Or I’m chatting in an interview in the Friday Faire. And we have no idea what we’re talking about, beyond a loose topic title. But somehow 30 minutes has passed, and a provocative, shifting conversation has just occurred.
Or I’m talking about tapping into your genius in the Sacred Circle. And I’m excitedly raising my voice and making jokes. And suddenly an hour is up, and we just had a call.
Like it just happened. All of it. Without much planning at all. Something came forward. And it happened in a space where time seemed to stand still. And where this was the only thing I wanted to focus on in the entire world.
The place of genius.
If we knew—if we really, really knew—just how genius we were, we’d never doubt or question or over-plan or second-guess ourselves. We’d just let it happen. And happen, it would.
Because, once we get out of the way and take our doubts and concerns with us, the flow of genius just happens.
And the thing is—we’ve all experienced it before. Like when we’re having a really deep conversation with a best friend, and we look at the clock and can’t believe how many hours have passed. And we had so many epiphanies. And it was all soul-nourishing.
We lost track of time. We were so invested in the moment. We forgot to question or doubt ourselves. And genius happened.
My intention is to have every moment of my life be like that deep conversation with a best friend. Or, at least, as many moments as possible.

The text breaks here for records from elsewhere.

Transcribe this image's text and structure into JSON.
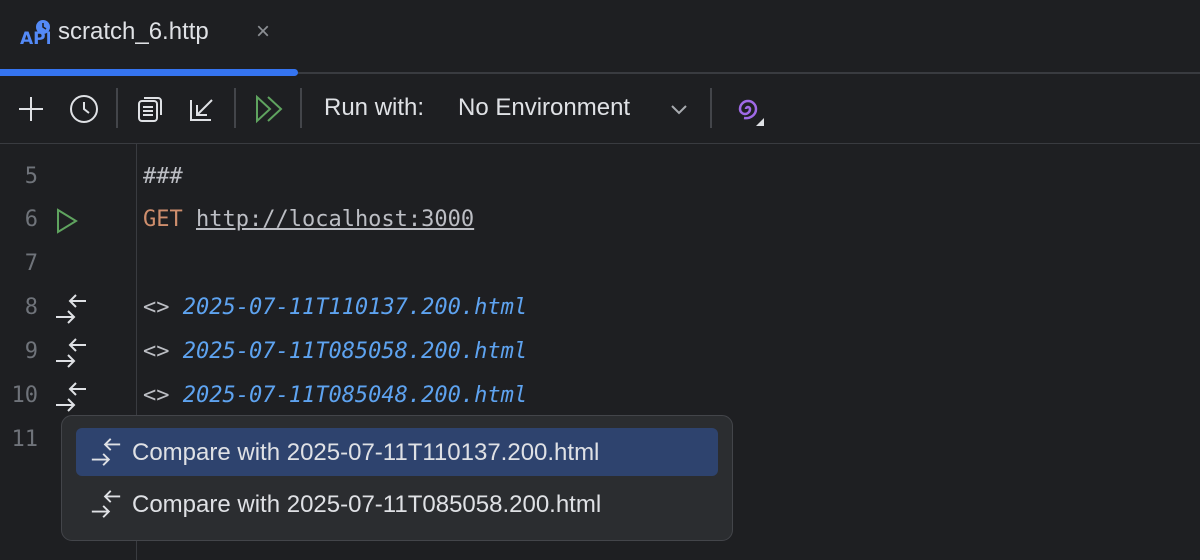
{
  "tab": {
    "title": "scratch_6.http",
    "icon": "api-file-icon",
    "close": "×"
  },
  "toolbar": {
    "run_with_label": "Run with:",
    "environment": "No Environment"
  },
  "editor": {
    "lines": [
      {
        "n": "5",
        "text": "###"
      },
      {
        "n": "6",
        "method": "GET",
        "url": "http://localhost:3000"
      },
      {
        "n": "7",
        "text": ""
      },
      {
        "n": "8",
        "prefix": "<>",
        "file": "2025-07-11T110137.200.html"
      },
      {
        "n": "9",
        "prefix": "<>",
        "file": "2025-07-11T085058.200.html"
      },
      {
        "n": "10",
        "prefix": "<>",
        "file": "2025-07-11T085048.200.html"
      },
      {
        "n": "11",
        "text": ""
      }
    ]
  },
  "popup": {
    "items": [
      {
        "label": "Compare with 2025-07-11T110137.200.html",
        "selected": true
      },
      {
        "label": "Compare with 2025-07-11T085058.200.html",
        "selected": false
      }
    ]
  },
  "colors": {
    "accent": "#3574f0",
    "file": "#5ea3f0",
    "keyword": "#cf8e6d",
    "run": "#5fa35f",
    "selection": "#2e436e"
  }
}
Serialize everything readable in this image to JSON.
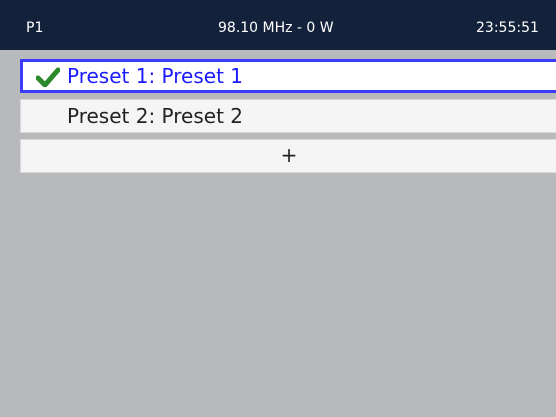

Where I’m fully me. Fully present. And I can just trust that what comes forward is perfect and right. Because I’m perfect and right.
I’m not fucked up or broken or wrong. I’m not “too much” or “not enough.” I’m genius.
Every fucking time. I’m genius.
And, sure, some people might not resonate every time. That’s cool. But would a genius doubt their entire being because a few people don’t resonate? How preposterous.
When we know our genius, we don’t question ourselves as much. When we know our genius, we don’t have to try so hard. When we know our genius, we can just let it flow.
It’s like catching a rhythm, a melody, and you just jump right into the flow. And it carries you. Your genius carries you. Because it’s that point of connection to something bigger than yourself.
Listen here, visionary. You are a genius. You are. Period.
You get to have an emotional reaction or emotional freakout to that statement, but it doesn’t make it untrue.
You are a genius.
You’ve seen it with your closest friends. You’ve seen it when you were so invested and doing something you love. You’ve seen it in moments of sheer miracles.
You are a genius.
If you knew that deeply, would you be able to trust yourself?
Questions for Reflection:
*Answer in a journal, in the comments right here, or take it over to the Sacred Branding® Facebook group where we can support one another:
Do you tend to overthink or second-guess yourself?
— Do you spend a lot of time planning out what you’re going to say or write? Do you often second-guess yourself or feel like you need to over-explain yourself?
— Do you not trust that genius will just come out of you, unprompted, if you allow it? Do you worry that what you’re sharing isn’t “good enough” or is maybe “too much” for some people?
— What if you’re a genius? What if genius comes out of you naturally without even trying? What if the only thing you have to do is know and trust that you are a genius, and you will be shocked at where your life takes you?